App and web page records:
* * * *
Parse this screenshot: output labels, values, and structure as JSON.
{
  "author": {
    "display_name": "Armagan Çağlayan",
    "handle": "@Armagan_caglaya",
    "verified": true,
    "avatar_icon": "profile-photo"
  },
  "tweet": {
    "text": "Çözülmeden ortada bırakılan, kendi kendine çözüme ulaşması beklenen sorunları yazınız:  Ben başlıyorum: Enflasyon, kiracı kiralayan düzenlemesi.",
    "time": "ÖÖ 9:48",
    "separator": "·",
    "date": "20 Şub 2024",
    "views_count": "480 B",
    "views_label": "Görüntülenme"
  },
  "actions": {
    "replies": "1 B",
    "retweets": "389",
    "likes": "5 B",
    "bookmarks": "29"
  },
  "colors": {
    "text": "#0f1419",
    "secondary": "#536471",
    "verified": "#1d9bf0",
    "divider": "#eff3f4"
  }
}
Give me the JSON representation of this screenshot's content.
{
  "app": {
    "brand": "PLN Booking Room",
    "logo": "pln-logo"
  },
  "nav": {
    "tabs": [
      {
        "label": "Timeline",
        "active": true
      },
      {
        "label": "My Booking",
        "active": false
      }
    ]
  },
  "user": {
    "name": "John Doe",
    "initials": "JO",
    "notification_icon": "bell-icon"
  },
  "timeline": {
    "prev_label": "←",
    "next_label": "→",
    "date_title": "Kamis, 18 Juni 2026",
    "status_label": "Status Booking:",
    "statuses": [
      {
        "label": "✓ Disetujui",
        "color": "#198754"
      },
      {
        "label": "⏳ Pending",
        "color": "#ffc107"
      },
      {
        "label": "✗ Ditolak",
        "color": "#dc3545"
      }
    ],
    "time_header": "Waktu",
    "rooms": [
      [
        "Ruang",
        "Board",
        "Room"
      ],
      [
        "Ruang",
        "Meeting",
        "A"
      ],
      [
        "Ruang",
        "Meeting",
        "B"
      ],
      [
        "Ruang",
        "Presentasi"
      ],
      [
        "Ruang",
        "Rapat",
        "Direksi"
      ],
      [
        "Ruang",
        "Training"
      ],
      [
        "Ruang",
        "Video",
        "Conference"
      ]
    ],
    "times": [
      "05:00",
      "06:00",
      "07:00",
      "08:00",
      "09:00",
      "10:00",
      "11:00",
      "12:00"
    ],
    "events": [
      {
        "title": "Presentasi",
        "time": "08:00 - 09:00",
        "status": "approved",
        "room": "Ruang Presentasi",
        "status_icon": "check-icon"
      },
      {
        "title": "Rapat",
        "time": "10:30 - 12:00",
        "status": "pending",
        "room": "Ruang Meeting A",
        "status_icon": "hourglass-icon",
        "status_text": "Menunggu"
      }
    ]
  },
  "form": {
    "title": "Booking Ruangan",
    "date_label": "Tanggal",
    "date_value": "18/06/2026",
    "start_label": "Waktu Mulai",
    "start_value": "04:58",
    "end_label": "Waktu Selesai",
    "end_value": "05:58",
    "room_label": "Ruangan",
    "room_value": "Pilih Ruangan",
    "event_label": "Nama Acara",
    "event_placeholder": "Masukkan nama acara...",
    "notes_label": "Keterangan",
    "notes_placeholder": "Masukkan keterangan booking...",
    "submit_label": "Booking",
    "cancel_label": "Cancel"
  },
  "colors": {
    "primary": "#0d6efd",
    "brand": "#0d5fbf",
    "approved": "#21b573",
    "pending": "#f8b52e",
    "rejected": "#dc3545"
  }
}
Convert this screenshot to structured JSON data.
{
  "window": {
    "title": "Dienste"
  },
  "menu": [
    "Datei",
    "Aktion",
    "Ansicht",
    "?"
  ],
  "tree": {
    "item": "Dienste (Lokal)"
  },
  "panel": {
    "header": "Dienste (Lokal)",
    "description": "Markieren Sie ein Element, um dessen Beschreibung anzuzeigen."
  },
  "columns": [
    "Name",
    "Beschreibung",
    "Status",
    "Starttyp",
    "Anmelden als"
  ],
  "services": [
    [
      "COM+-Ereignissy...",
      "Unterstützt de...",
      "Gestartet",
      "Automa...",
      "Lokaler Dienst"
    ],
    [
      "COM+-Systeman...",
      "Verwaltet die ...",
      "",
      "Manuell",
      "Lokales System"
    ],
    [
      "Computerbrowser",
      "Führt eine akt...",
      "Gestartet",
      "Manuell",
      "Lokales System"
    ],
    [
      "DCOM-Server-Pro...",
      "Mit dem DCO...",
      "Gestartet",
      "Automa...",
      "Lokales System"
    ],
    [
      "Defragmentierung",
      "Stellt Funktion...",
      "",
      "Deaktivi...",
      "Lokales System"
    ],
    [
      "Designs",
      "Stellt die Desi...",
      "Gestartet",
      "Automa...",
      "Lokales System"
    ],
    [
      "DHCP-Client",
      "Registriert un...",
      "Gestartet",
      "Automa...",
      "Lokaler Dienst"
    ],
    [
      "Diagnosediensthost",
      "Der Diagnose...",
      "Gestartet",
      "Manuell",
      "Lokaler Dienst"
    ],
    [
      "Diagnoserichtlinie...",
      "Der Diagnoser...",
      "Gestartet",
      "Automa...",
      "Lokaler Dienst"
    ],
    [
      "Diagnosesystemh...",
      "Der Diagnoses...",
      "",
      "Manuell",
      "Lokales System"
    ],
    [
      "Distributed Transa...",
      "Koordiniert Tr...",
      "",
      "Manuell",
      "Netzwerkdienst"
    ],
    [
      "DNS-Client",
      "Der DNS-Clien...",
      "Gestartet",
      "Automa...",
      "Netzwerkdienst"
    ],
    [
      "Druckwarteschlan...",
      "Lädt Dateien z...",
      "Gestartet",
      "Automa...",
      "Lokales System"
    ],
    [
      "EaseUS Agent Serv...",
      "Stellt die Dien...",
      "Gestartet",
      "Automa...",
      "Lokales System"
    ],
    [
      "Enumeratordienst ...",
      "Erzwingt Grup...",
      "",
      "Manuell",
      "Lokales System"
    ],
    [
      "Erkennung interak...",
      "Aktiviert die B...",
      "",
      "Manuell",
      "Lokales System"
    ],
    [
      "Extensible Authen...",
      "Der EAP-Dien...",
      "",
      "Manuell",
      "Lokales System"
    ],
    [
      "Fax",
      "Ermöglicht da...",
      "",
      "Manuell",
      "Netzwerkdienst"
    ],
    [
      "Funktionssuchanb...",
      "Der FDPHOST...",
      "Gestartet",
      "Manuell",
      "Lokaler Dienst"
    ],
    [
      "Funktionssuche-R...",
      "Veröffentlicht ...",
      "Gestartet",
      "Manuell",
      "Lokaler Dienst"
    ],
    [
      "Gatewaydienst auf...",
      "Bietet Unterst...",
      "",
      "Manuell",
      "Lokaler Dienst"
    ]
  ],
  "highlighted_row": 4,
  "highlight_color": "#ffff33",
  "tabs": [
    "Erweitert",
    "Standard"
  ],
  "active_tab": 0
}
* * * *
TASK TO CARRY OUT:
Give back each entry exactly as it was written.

WORKED SOLUTION:
Parse this screenshot: output labels, values, and structure as JSON.
{
  "author": {
    "display_name": "Armagan Çağlayan",
    "handle": "@Armagan_caglaya",
    "verified": true,
    "avatar_icon": "profile-photo"
  },
  "tweet": {
    "text": "Çözülmeden ortada bırakılan, kendi kendine çözüme ulaşması beklenen sorunları yazınız:  Ben başlıyorum: Enflasyon, kiracı kiralayan düzenlemesi.",
    "time": "ÖÖ 9:48",
    "separator": "·",
    "date": "20 Şub 2024",
    "views_count": "480 B",
    "views_label": "Görüntülenme"
  },
  "actions": {
    "replies": "1 B",
    "retweets": "389",
    "likes": "5 B",
    "bookmarks": "29"
  },
  "colors": {
    "text": "#0f1419",
    "secondary": "#536471",
    "verified": "#1d9bf0",
    "divider": "#eff3f4"
  }
}
Give me the JSON representation of this screenshot's content.
{
  "app": {
    "brand": "PLN Booking Room",
    "logo": "pln-logo"
  },
  "nav": {
    "tabs": [
      {
        "label": "Timeline",
        "active": true
      },
      {
        "label": "My Booking",
        "active": false
      }
    ]
  },
  "user": {
    "name": "John Doe",
    "initials": "JO",
    "notification_icon": "bell-icon"
  },
  "timeline": {
    "prev_label": "←",
    "next_label": "→",
    "date_title": "Kamis, 18 Juni 2026",
    "status_label": "Status Booking:",
    "statuses": [
      {
        "label": "✓ Disetujui",
        "color": "#198754"
      },
      {
        "label": "⏳ Pending",
        "color": "#ffc107"
      },
      {
        "label": "✗ Ditolak",
        "color": "#dc3545"
      }
    ],
    "time_header": "Waktu",
    "rooms": [
      [
        "Ruang",
        "Board",
        "Room"
      ],
      [
        "Ruang",
        "Meeting",
        "A"
      ],
      [
        "Ruang",
        "Meeting",
        "B"
      ],
      [
        "Ruang",
        "Presentasi"
      ],
      [
        "Ruang",
        "Rapat",
        "Direksi"
      ],
      [
        "Ruang",
        "Training"
      ],
      [
        "Ruang",
        "Video",
        "Conference"
      ]
    ],
    "times": [
      "05:00",
      "06:00",
      "07:00",
      "08:00",
      "09:00",
      "10:00",
      "11:00",
      "12:00"
    ],
    "events": [
      {
        "title": "Presentasi",
        "time": "08:00 - 09:00",
        "status": "approved",
        "room": "Ruang Presentasi",
        "status_icon": "check-icon"
      },
      {
        "title": "Rapat",
        "time": "10:30 - 12:00",
        "status": "pending",
        "room": "Ruang Meeting A",
        "status_icon": "hourglass-icon",
        "status_text": "Menunggu"
      }
    ]
  },
  "form": {
    "title": "Booking Ruangan",
    "date_label": "Tanggal",
    "date_value": "18/06/2026",
    "start_label": "Waktu Mulai",
    "start_value": "04:58",
    "end_label": "Waktu Selesai",
    "end_value": "05:58",
    "room_label": "Ruangan",
    "room_value": "Pilih Ruangan",
    "event_label": "Nama Acara",
    "event_placeholder": "Masukkan nama acara...",
    "notes_label": "Keterangan",
    "notes_placeholder": "Masukkan keterangan booking...",
    "submit_label": "Booking",
    "cancel_label": "Cancel"
  },
  "colors": {
    "primary": "#0d6efd",
    "brand": "#0d5fbf",
    "approved": "#21b573",
    "pending": "#f8b52e",
    "rejected": "#dc3545"
  }
}
Convert this screenshot to structured JSON data.
{
  "window": {
    "title": "Dienste"
  },
  "menu": [
    "Datei",
    "Aktion",
    "Ansicht",
    "?"
  ],
  "tree": {
    "item": "Dienste (Lokal)"
  },
  "panel": {
    "header": "Dienste (Lokal)",
    "description": "Markieren Sie ein Element, um dessen Beschreibung anzuzeigen."
  },
  "columns": [
    "Name",
    "Beschreibung",
    "Status",
    "Starttyp",
    "Anmelden als"
  ],
  "services": [
    [
      "COM+-Ereignissy...",
      "Unterstützt de...",
      "Gestartet",
      "Automa...",
      "Lokaler Dienst"
    ],
    [
      "COM+-Systeman...",
      "Verwaltet die ...",
      "",
      "Manuell",
      "Lokales System"
    ],
    [
      "Computerbrowser",
      "Führt eine akt...",
      "Gestartet",
      "Manuell",
      "Lokales System"
    ],
    [
      "DCOM-Server-Pro...",
      "Mit dem DCO...",
      "Gestartet",
      "Automa...",
      "Lokales System"
    ],
    [
      "Defragmentierung",
      "Stellt Funktion...",
      "",
      "Deaktivi...",
      "Lokales System"
    ],
    [
      "Designs",
      "Stellt die Desi...",
      "Gestartet",
      "Automa...",
      "Lokales System"
    ],
    [
      "DHCP-Client",
      "Registriert un...",
      "Gestartet",
      "Automa...",
      "Lokaler Dienst"
    ],
    [
      "Diagnosediensthost",
      "Der Diagnose...",
      "Gestartet",
      "Manuell",
      "Lokaler Dienst"
    ],
    [
      "Diagnoserichtlinie...",
      "Der Diagnoser...",
      "Gestartet",
      "Automa...",
      "Lokaler Dienst"
    ],
    [
      "Diagnosesystemh...",
      "Der Diagnoses...",
      "",
      "Manuell",
      "Lokales System"
    ],
    [
      "Distributed Transa...",
      "Koordiniert Tr...",
      "",
      "Manuell",
      "Netzwerkdienst"
    ],
    [
      "DNS-Client",
      "Der DNS-Clien...",
      "Gestartet",
      "Automa...",
      "Netzwerkdienst"
    ],
    [
      "Druckwarteschlan...",
      "Lädt Dateien z...",
      "Gestartet",
      "Automa...",
      "Lokales System"
    ],
    [
      "EaseUS Agent Serv...",
      "Stellt die Dien...",
      "Gestartet",
      "Automa...",
      "Lokales System"
    ],
    [
      "Enumeratordienst ...",
      "Erzwingt Grup...",
      "",
      "Manuell",
      "Lokales System"
    ],
    [
      "Erkennung interak...",
      "Aktiviert die B...",
      "",
      "Manuell",
      "Lokales System"
    ],
    [
      "Extensible Authen...",
      "Der EAP-Dien...",
      "",
      "Manuell",
      "Lokales System"
    ],
    [
      "Fax",
      "Ermöglicht da...",
      "",
      "Manuell",
      "Netzwerkdienst"
    ],
    [
      "Funktionssuchanb...",
      "Der FDPHOST...",
      "Gestartet",
      "Manuell",
      "Lokaler Dienst"
    ],
    [
      "Funktionssuche-R...",
      "Veröffentlicht ...",
      "Gestartet",
      "Manuell",
      "Lokaler Dienst"
    ],
    [
      "Gatewaydienst auf...",
      "Bietet Unterst...",
      "",
      "Manuell",
      "Lokaler Dienst"
    ]
  ],
  "highlighted_row": 4,
  "highlight_color": "#ffff33",
  "tabs": [
    "Erweitert",
    "Standard"
  ],
  "active_tab": 0
}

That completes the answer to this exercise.